§ Work required: Where the string "未命名設計" appears in a line of the data, show that line.

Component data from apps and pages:
· · · · · · ·
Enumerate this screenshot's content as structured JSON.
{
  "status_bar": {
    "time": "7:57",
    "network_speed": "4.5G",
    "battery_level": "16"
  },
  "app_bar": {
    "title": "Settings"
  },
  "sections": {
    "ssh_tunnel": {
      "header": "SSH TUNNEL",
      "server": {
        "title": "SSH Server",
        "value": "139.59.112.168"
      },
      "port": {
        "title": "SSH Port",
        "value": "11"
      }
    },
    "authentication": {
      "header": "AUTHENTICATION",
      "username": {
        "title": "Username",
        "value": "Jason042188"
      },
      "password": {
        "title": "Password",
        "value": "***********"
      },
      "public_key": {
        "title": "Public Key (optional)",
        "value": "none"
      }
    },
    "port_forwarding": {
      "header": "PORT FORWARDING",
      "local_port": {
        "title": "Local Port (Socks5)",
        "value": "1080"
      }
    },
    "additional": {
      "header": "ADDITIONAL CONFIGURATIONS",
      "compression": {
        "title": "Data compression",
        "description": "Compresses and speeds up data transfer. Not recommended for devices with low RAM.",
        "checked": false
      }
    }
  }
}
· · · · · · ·
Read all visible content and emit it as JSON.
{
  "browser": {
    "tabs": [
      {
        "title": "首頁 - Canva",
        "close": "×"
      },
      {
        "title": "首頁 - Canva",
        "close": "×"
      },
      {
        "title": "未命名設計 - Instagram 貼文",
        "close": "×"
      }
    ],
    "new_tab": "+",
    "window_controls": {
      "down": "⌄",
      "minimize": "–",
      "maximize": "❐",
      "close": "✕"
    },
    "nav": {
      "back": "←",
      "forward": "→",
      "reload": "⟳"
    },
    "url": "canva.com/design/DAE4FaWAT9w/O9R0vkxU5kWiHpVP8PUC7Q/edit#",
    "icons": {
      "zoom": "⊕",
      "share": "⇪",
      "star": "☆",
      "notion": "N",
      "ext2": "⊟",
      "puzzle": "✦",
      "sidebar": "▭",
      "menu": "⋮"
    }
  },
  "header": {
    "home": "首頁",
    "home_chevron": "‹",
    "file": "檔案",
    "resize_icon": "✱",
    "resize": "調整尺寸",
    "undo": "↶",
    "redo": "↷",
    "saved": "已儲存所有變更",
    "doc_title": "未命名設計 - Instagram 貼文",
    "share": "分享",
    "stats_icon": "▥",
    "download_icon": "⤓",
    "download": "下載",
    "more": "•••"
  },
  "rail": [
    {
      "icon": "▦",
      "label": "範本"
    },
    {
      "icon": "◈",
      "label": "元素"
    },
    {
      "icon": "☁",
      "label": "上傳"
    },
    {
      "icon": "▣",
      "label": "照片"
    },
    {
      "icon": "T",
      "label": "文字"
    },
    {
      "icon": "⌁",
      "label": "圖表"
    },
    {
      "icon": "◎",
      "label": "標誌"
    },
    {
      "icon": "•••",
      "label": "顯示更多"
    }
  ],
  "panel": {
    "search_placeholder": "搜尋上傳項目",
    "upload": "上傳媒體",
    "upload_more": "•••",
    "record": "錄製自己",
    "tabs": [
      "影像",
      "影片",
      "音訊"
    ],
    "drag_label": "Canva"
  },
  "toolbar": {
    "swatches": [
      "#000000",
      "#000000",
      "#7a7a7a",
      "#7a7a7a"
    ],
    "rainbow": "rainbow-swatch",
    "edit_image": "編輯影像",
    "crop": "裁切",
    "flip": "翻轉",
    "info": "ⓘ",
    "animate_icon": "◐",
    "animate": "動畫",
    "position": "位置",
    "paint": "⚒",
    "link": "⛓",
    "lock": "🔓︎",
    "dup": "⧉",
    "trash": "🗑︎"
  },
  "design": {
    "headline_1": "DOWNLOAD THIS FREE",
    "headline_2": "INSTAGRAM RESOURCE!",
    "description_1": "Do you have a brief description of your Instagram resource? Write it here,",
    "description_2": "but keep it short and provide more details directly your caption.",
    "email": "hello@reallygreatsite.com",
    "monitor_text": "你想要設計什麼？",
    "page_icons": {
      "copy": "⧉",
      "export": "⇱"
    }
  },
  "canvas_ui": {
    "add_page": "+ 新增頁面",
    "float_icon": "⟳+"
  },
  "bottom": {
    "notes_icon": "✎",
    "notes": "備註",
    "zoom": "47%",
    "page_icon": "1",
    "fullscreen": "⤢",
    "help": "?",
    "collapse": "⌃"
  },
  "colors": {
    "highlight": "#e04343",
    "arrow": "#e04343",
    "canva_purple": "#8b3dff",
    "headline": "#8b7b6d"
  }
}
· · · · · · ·
§ Completed exercise:
        "title": "未命名設計 - Instagram 貼文",
    "doc_title": "未命名設計 - Instagram 貼文",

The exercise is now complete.